"I led an amazing group of students on the GAHDT sponsored Human Rights on the Ground in New York City Field School."
"I spent a week doing research on part issue Victorian novels at the British Library in London, then went to the Narrative Conference in Chichester. From there I went to visit Jane Austen’s last home, in Chawton (which I had never seen before. That’s her garden in the attached photo). After that I went with my church choir to Wells Cathedral, where we performed every day as the choir in residence for a week. A wonderful trip!"
"This summer I traveled to Guinea-Bissau, Brazil, and South Africa to assist in efforts to implement the World Health Organization's 2022 Verbal Autopsy Questionnaire. The research team I am a part of at OSU participates in the WHO Reference Group on Verbal Autopsy and we have been busy with the new instrument which took about 2 years to be completed. I assisted in the creation of versions of the 2022 VA Questionnaire in Portuguese, Guinea-Bissau Creole, and Zulu. Along the way I was able to dip my feet in both the Indian and Atlantic Oceans, experience the humidity of West Africa and the dry seasons in Brazil and South Africa."
A"Kọ́lẹ́ẹ̀jì Onígbá Méjì, my Yorùbá language translation of Fẹ́mi Ọ̀ṣọ́fisan’s Kolera Kolej (1975), a novel of a university campus state epidemic, was released. In Lagos and Ibadan, I gave readings, answered questions, and spoke about the future of literary writing in Afriphonic languages. A television interview was cut short by network difficulties. A newspaper interview I gave was published."
"I finished a book project I've been working on for a long time, an anthology entitled The Psalms in English, 1530-1633, which will be part of the New Tudor & Stuart Translations series published by the UK's Modern Humanities Research Association. It should be out sometime this year. I was also invited to participate in a special session at the conference of the Society for Biblical Literature in Salzburg, Austria. The society leadership wants to bring together literary scholars who work on aspects of the Bible and its history and Bible scholars to share perspectives and see how their work might benefit each other. My paper was very well received and the exchange of ideas was exciting, but as it turned out, I wasn't able to attend in person after all. Most of us Zoomed, so we had scholars speaking to each other from Israel, California, and the U.K., as well as Austria. I definitely had the worst time zone, since the session was at 2:30 a.m. Columbus time."

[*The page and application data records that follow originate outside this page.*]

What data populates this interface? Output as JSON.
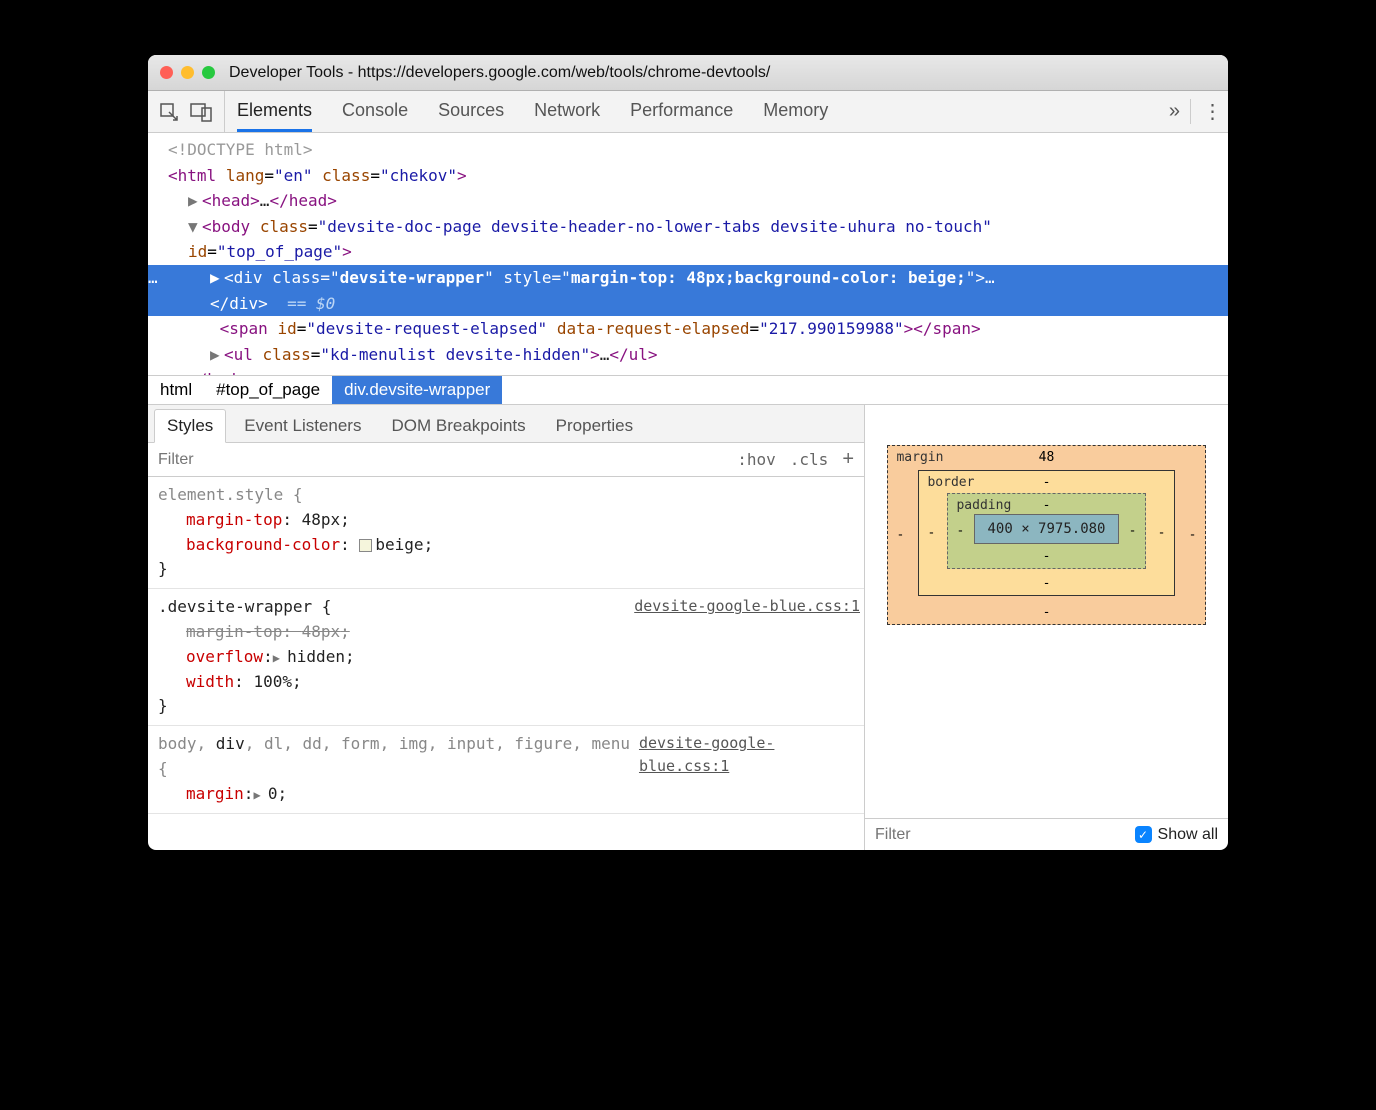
{
  "window": {
    "title": "Developer Tools - https://developers.google.com/web/tools/chrome-devtools/"
  },
  "tabs": [
    "Elements",
    "Console",
    "Sources",
    "Network",
    "Performance",
    "Memory"
  ],
  "dom": {
    "doctype": "<!DOCTYPE html>",
    "html_open": "<html lang=\"en\" class=\"chekov\">",
    "head": "<head>…</head>",
    "body_open_1": "<body class=\"devsite-doc-page devsite-header-no-lower-tabs devsite-uhura no-touch\"",
    "body_open_2": "id=\"top_of_page\">",
    "selected_1": "<div class=\"devsite-wrapper\" style=\"margin-top: 48px;background-color: beige;\">…",
    "selected_2": "</div>",
    "eq0": "== $0",
    "span_line": "<span id=\"devsite-request-elapsed\" data-request-elapsed=\"217.990159988\"></span>",
    "ul_line": "<ul class=\"kd-menulist devsite-hidden\">…</ul>",
    "body_close": "</body>"
  },
  "breadcrumbs": [
    "html",
    "#top_of_page",
    "div.devsite-wrapper"
  ],
  "subtabs": [
    "Styles",
    "Event Listeners",
    "DOM Breakpoints",
    "Properties"
  ],
  "filter": {
    "placeholder": "Filter",
    "hov": ":hov",
    "cls": ".cls"
  },
  "styles": {
    "rule1": {
      "selector": "element.style {",
      "decl1_prop": "margin-top",
      "decl1_val": "48px",
      "decl2_prop": "background-color",
      "decl2_val": "beige",
      "close": "}"
    },
    "rule2": {
      "selector": ".devsite-wrapper {",
      "source": "devsite-google-blue.css:1",
      "decl1_prop": "margin-top",
      "decl1_val": "48px",
      "decl2_prop": "overflow",
      "decl2_val": "hidden",
      "decl3_prop": "width",
      "decl3_val": "100%",
      "close": "}"
    },
    "rule3": {
      "selector": "body, div, dl, dd, form, img, input, figure, menu {",
      "source": "devsite-google-blue.css:1",
      "decl1_prop": "margin",
      "decl1_val": "0",
      "close": ""
    }
  },
  "box_model": {
    "margin_label": "margin",
    "margin_top": "48",
    "border_label": "border",
    "padding_label": "padding",
    "content": "400 × 7975.080",
    "dash": "-"
  },
  "computed": {
    "filter_placeholder": "Filter",
    "show_all": "Show all"
  }
}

"I taught a novel workshop at the Vermont College of Fine Arts Postgraduate Writers' Conference in Montpelier, Vermont."
"I attended the International Conference on Narrative at the University of Chichester. I organized a panel on 'Neurodivergent Narratologies and gave a presentation on 'Aesthetic Kinship: When autistic readers find familiarity in fiction.'"
"I attended the Mendocino Coast Writers Conference as an Albertina Tholakele Dube Scholarshp for Young Writers recipient!"
"I attended the Tin House Summer Workshop to revise an excerpt of my memoir with the help of a warm-hearted cohort and T Kira Madden."
"I directed Q1 Hamlet for the 40th season of Actors' Theatre of Columbus in Schiller Park, which was seen by over 2,000 people."